Older people are facing a shortage of suitable housing for their retirement, putting pressure on the wider property market.
A new report by Knight Frank, The Case for Retirement Housing, provides in-depth insight into the supply of retirement housing in Britain shows that developers and housebuilders, and to a certain extent buy-to-let landlords, have failed to tap into the opportunities created by an ageing population and there remains a lack of appropriate homes being constructed in the retirement housing sector.
Knight Frank point to the fact that there is currently 11.8 million people in the UK over the age of 65, which is forecast to rise by 20% over the next decade. This means that the time spent in ‘retirement’ will also lengthen, underpinning the crucial need for retirement housing.
Some 725,000 homes in the UK are currently classified as ‘retirement housing’, ranging from age-restricted developments to close care housing, which accounts for around 2.6% of total housing stock and is dominated largely by older stock in the affordable housing sector. Private retirement housing accounts for less than 1% of all dwellings in the UK.
Tom Scaife, head of retirement housing at Knight Frank, said: “The forecast growth in the UK’s older population, coupled with a need for housing that can free up family homes and help alleviate the stress on the NHS and social services, means that the case for retirement housing delivered at scale has never been stronger.

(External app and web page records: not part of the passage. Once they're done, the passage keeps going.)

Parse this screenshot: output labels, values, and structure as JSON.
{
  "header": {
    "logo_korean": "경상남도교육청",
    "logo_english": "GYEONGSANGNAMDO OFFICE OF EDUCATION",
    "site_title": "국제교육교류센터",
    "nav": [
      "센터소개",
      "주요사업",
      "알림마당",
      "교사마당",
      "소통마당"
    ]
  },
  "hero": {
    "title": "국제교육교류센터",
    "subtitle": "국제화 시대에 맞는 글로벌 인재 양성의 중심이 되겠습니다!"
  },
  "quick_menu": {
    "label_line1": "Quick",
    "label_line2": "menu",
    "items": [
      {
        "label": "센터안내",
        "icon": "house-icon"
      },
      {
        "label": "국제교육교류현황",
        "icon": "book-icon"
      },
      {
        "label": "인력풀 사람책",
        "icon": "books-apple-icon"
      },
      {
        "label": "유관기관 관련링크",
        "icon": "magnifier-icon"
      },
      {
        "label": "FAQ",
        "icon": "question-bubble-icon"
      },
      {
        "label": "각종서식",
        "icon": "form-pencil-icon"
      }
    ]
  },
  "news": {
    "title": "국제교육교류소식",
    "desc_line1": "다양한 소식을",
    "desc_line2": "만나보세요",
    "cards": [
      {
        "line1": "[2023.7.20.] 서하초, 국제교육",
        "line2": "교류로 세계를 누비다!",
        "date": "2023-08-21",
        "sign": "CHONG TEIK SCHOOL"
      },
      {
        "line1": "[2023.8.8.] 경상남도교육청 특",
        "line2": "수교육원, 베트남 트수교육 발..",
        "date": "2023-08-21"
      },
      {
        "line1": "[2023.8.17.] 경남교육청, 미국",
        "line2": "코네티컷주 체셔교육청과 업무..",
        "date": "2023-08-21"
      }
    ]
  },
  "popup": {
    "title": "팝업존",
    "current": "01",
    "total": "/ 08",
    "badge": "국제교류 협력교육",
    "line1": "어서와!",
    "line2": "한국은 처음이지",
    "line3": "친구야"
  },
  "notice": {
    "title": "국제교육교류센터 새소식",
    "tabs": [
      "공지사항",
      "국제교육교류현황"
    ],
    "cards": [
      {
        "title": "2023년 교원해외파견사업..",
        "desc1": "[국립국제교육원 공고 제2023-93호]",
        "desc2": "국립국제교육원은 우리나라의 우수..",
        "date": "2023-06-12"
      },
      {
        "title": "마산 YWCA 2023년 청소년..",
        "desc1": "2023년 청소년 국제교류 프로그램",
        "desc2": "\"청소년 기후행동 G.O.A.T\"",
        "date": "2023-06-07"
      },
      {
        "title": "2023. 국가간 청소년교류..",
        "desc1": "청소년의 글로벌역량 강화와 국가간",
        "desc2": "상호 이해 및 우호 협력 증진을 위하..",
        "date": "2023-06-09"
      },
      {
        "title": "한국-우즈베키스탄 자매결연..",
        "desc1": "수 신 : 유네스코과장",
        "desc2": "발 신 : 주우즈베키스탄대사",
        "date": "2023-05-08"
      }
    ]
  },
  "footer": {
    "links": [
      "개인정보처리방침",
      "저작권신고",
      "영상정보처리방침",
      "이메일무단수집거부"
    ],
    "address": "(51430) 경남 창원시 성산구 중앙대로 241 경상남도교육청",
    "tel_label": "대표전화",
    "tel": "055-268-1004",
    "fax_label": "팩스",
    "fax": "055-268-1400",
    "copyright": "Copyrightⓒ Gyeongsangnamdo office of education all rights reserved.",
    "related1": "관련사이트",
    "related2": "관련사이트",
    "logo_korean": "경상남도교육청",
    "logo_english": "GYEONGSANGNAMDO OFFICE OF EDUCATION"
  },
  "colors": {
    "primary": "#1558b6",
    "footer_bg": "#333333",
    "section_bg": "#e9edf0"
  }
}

“In its basic form, retirement housing can help reduce loneliness, is a safer environment in a community setting and reduces visits to hospital. The scenario of falling down the stairs at home, commencing a cycle of increased frequency and finally, the need to go into a care home could be negated.
“With increased awareness of the benefits of retirement housing, clarity at the planning stage, and some much needed incentives retirement housing can be delivered at scale and help to tackle the social care and housing crisis in one go.”